Getting that six months, LaPin and others said, is the direct result of residents circulating petitions, hosting neighborhood rallies and crying foul at the potential environmental impacts the facility will have on their neighborhood.
"It's been a journey," Weishorn said at the Wednesday night meeting, at the local American Legion hall.
Back in September, at the same hall, residents nearly booed CSX officials out of the room during a presentation about the project. Those officials have all but withdrawn from the conversation since.
"We continue to communicate with our partners to find a solution that balances the community concerns with the needs of the Port, city, state and CSX," said Melanie Cost, a CSX spokeswoman, in an email Thursday.
Local City Councilman Edward Reisinger has "evolved" his position into stalwart opposition in recent months, too, thanks to residents voicing their concerns, he said.
Reisinger now says he won't introduce any of the zoning changes needed in his district for the project to move forward, though Rawlings-Blake's administration still could. Other council members, including President Bernard C. "Jack" Young, have pledged their support for Reisinger.
Weishorn and other residents are also planning a march on City Hall, but for now, their focus is Annapolis.
On Friday, Weishorn said she'll be sharing her story, but also talking about the potential impact on schools, the environment and on the way of life for all the families that live in the neighborhoods surrounding the proposed site.

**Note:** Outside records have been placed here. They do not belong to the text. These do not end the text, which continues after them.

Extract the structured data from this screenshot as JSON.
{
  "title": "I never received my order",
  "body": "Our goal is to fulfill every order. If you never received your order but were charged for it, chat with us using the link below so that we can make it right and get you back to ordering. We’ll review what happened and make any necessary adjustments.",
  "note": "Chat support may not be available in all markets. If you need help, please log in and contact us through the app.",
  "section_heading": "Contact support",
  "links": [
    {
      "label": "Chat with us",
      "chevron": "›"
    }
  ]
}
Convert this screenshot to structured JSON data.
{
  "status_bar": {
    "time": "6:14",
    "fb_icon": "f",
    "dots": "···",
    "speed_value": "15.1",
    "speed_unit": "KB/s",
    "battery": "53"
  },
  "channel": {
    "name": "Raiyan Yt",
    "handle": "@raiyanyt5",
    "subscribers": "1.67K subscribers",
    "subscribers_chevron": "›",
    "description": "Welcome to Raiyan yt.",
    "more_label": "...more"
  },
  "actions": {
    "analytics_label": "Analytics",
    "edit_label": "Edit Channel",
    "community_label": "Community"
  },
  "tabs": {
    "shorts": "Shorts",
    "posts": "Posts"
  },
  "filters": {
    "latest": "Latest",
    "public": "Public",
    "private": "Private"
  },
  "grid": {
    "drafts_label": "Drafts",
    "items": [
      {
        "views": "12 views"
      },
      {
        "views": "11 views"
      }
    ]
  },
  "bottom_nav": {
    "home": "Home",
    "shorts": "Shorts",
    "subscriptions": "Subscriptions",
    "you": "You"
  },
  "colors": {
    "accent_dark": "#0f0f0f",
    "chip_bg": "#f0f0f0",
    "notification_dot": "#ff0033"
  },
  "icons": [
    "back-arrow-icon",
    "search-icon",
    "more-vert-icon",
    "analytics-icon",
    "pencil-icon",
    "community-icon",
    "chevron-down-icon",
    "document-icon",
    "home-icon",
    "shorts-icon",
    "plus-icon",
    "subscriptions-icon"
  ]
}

"It's a process, and I think it's slow, but I do think that we have made a really good effort," Weishorn said. "I think that if we continue doing what we're doing, that we can win this."